* [TASK OBJECTIVE] Set down every record once more, exactly as given.

* [DATA PROVIDED]
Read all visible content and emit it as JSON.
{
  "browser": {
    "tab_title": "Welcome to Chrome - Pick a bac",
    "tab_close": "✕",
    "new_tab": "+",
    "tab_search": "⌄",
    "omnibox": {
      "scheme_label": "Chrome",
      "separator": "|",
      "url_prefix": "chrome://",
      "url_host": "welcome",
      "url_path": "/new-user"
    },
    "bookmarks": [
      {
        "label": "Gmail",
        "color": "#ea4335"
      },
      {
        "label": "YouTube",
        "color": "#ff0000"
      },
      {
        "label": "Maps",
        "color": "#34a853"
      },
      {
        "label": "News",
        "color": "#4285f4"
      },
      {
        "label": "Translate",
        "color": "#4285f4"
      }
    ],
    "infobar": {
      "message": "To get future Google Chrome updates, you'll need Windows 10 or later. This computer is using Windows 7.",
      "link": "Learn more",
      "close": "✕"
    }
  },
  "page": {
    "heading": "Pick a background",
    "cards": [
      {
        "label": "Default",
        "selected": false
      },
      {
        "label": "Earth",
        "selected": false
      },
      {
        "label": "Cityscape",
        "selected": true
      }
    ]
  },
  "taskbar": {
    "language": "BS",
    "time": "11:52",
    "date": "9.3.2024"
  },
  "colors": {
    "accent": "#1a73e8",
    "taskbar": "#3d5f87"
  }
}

* [WRITTEN RESPONSE]
Read all visible content and emit it as JSON.
{
  "browser": {
    "tab_title": "Welcome to Chrome - Pick a bac",
    "tab_close": "✕",
    "new_tab": "+",
    "tab_search": "⌄",
    "omnibox": {
      "scheme_label": "Chrome",
      "separator": "|",
      "url_prefix": "chrome://",
      "url_host": "welcome",
      "url_path": "/new-user"
    },
    "bookmarks": [
      {
        "label": "Gmail",
        "color": "#ea4335"
      },
      {
        "label": "YouTube",
        "color": "#ff0000"
      },
      {
        "label": "Maps",
        "color": "#34a853"
      },
      {
        "label": "News",
        "color": "#4285f4"
      },
      {
        "label": "Translate",
        "color": "#4285f4"
      }
    ],
    "infobar": {
      "message": "To get future Google Chrome updates, you'll need Windows 10 or later. This computer is using Windows 7.",
      "link": "Learn more",
      "close": "✕"
    }
  },
  "page": {
    "heading": "Pick a background",
    "cards": [
      {
        "label": "Default",
        "selected": false
      },
      {
        "label": "Earth",
        "selected": false
      },
      {
        "label": "Cityscape",
        "selected": true
      }
    ]
  },
  "taskbar": {
    "language": "BS",
    "time": "11:52",
    "date": "9.3.2024"
  },
  "colors": {
    "accent": "#1a73e8",
    "taskbar": "#3d5f87"
  }
}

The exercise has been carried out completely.